Season 3 picks up after The Defenders with Matt Murdock (still played wonderfully by Charlie Cox) battered and broken being cared for by Sister Maggie (Joanne Whalley reminding us that she’s still a talent) while Foggy and Karen carry out their own fight against the Kingpin (a fantastic Vincent D’Onofrio). 

Season 3 also throws in Bullseye, though he’s never referred to as that name, it very definitely is that character and he gets a backstory too where he’s either a broken child or vicious bastard depending on your point of view. And this moral nuance is embedded throughout the season as characters aren’t black and white, but various shades of grey. Even the Kingpin isn’t a total bastard as there’s some humanity there but overall he’s still a monster, as well as Marvel’s best cinematic villain. Forget Thanos or Loki, Wilson Fisk is magnificent with how evil his corrupting influence is being the slow burn of his evil this season as Fisk uses one good man to his own needs.

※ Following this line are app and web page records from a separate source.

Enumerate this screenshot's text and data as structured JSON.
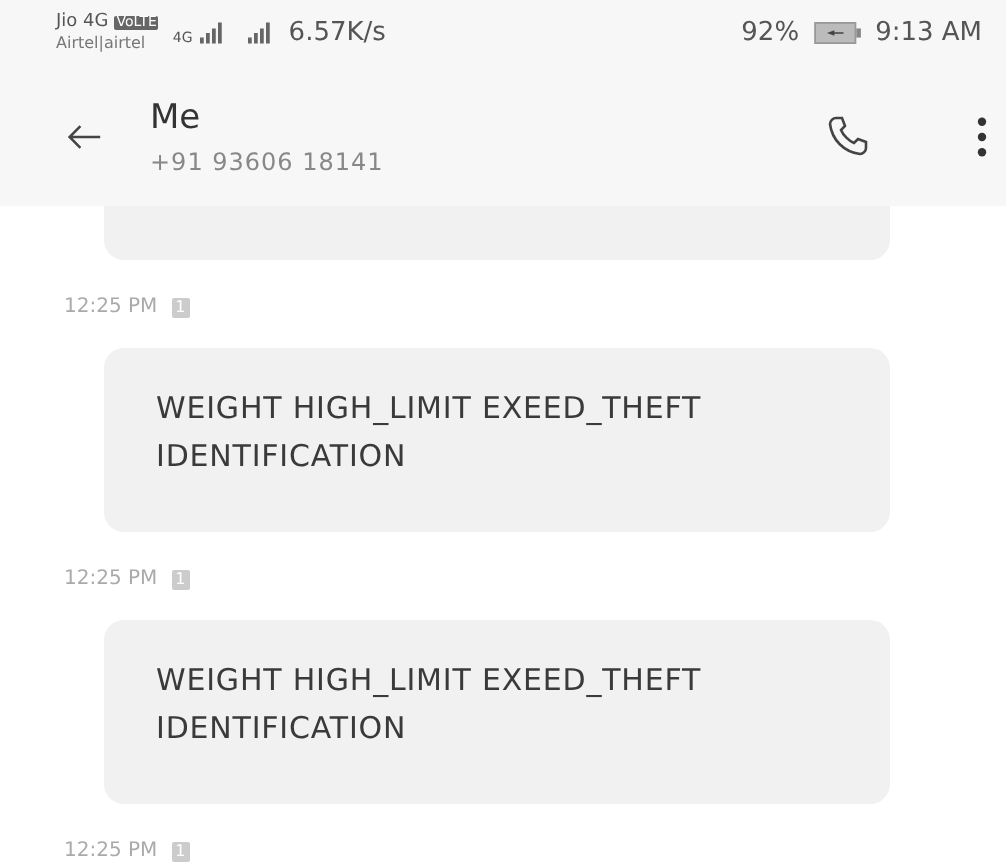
{
  "status_bar": {
    "carrier_1": "Jio 4G",
    "volte": "VoLTE",
    "carrier_2": "Airtel|airtel",
    "network": "4G",
    "speed": "6.57K/s",
    "battery": "92%",
    "charging": true,
    "time": "9:13 AM"
  },
  "header": {
    "title": "Me",
    "subtitle": "+91 93606 18141"
  },
  "messages": [
    {
      "kind": "cut",
      "time": "12:25 PM",
      "sim": "1"
    },
    {
      "kind": "full",
      "text": "WEIGHT HIGH_LIMIT EXEED_THEFT IDENTIFICATION",
      "time": "12:25 PM",
      "sim": "1"
    },
    {
      "kind": "full",
      "text": "WEIGHT HIGH_LIMIT EXEED_THEFT IDENTIFICATION",
      "time": "12:25 PM",
      "sim": "1"
    }
  ]
}
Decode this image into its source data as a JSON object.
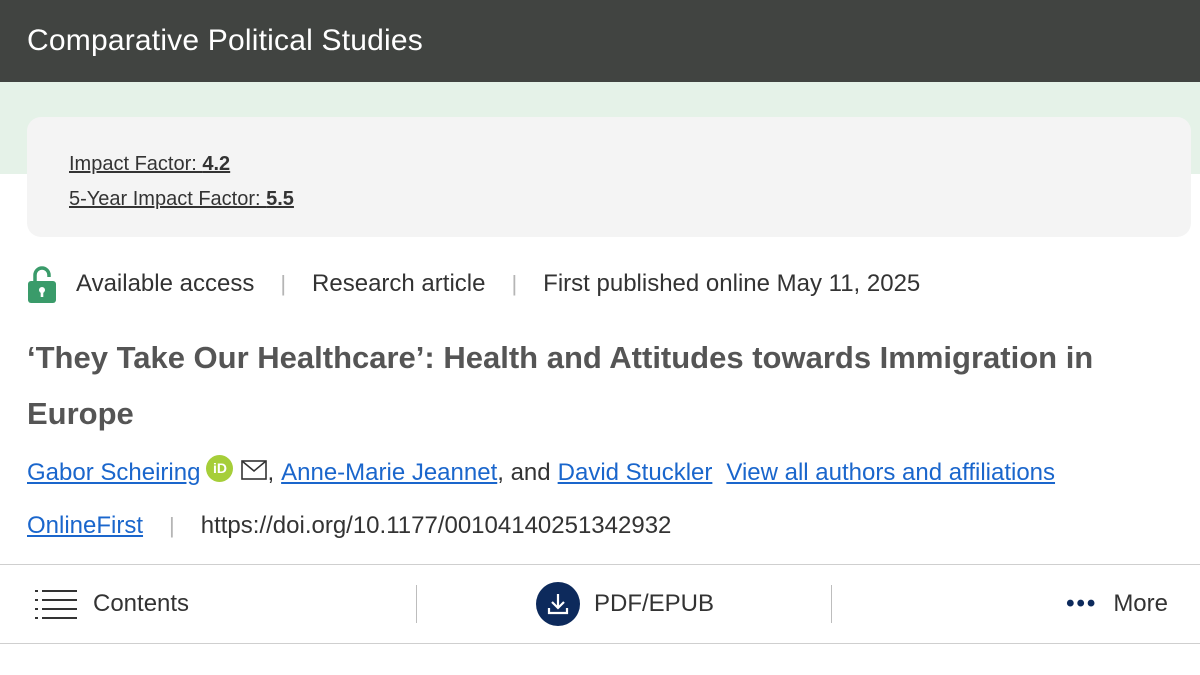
{
  "header": {
    "journal_title": "Comparative Political Studies"
  },
  "metrics": {
    "impact_factor_label": "Impact Factor: ",
    "impact_factor_value": "4.2",
    "five_year_label": "5-Year Impact Factor: ",
    "five_year_value": "5.5"
  },
  "meta": {
    "access": "Available access",
    "article_type": "Research article",
    "published": "First published online May 11, 2025"
  },
  "article": {
    "title": "‘They Take Our Healthcare’: Health and Attitudes towards Immigration in Europe"
  },
  "authors": {
    "author1": "Gabor Scheiring",
    "orcid_badge": "iD",
    "comma": ",",
    "author2": "Anne-Marie Jeannet",
    "and_text": ", and",
    "author3": "David Stuckler",
    "view_all": "View all authors and affiliations"
  },
  "doi": {
    "online_first": "OnlineFirst",
    "url": "https://doi.org/10.1177/00104140251342932"
  },
  "toolbar": {
    "contents_label": "Contents",
    "pdf_label": "PDF/EPUB",
    "more_label": "More"
  },
  "icons": {
    "lock": "lock-open-icon",
    "orcid": "orcid-icon",
    "mail": "mail-icon",
    "contents": "list-icon",
    "pdf": "download-icon",
    "more": "ellipsis-icon"
  },
  "colors": {
    "header_bg": "#414441",
    "band_bg": "#e5f2e8",
    "link": "#1a66cc",
    "access_green": "#3a9b6a",
    "orcid_green": "#a6ce39",
    "pdf_navy": "#0d2a5c"
  }
}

That good man is Agent Nadeem played by Jay Ali. Nadeem is a good man working in the FBI trying to do what’s right, but desperate for money after paying for his sister-in-law’s cancer treatment so he pushes himself into a position that places him next to the Kingpin and Matt Murdock/Daredevil. This season Daredevil sheds his red costume for the plain black one he started out with, as Matt struggles with himself trying to work out who and what he is.

There’s a lot going on this season, which means there’s no padding, or filler episodes. Indeed one episode which could have been a filler (Karen) gives us essential background on Karen Page plus it allows Deborah Ann Wolf to show us what she can do. Overall all the main players get their moment, the introduction of Bullseye means we’ve got an equal in fighting ability to Matt which also means plenty of scenes where Daredevil takes a beating, in fact there’s a lot of fight scenes where various protagonists take a hellish beating.

Daredevil season 3 is the best thing Marvel’s done for Netflix. It’s an almost perfect crime/superhero drama that uses the potential for these characters while utilising the comics history of them to tell new stories. After the cludgy second seasons of Jessica Jones and Luke Cage (not seen the second season of Iron Fist & probably won’t) this shows how things are done just in time for it to get cancelled as Marvel/Disney pull as much of their intellectual property back in-house. Whether Disney/Marvel will have the creative bollocks to do something like this season of Daredevil in-house remains to be seen (and I’m wary they will) but this will stand as testament to what can be done when creators work together to do something good.

What I thought of Star Trek: Discovery season 2 episode 1

The first season of Star Trek: Discovery contrary to what some fans said, wasn’t actually bad as it tried to do something different with the Star Trek formula, though the season was let down by a staggeringly awful final episode which wrapped everything up so poorly that it undid much of the good work the season did though the last shot tease of the Enterprise was a nice touch.

Then comes this first episode which in one fell swoop brushes away many of the criticisms of the first, so the overall tone isn’t as grim, supporting characters suddenly have names, and although it takes much of its tone from the 2009 J.J Abrams reboot though buried in what is a pretty action packed episode is something akin to Star Trek.in the what is the season’s overall arc which is finding out what the strange red bursts happening across the galaxy are..

Sonequa Martin-Green returns as Michael Burnham, while Anson Mount débuts as Captain Pike, the first captain of the Enterprise who plays it like the the film version of Pike rather than the original series. These two are clearly the main two protagonists but it feels slightly more of an ensemble piece that last year so all is good right? Not everything. It feels slight and there’s not enough in it to detract from the feeling it’d rather be about the action that anything else. As a whole though the series kicks off well; it’s fast paced action with a touch of fun missing from the first season that seems to be intent on taking us on an adventure rather than just tread the grounds of the first year.

So good start, let’s see where it goes from here.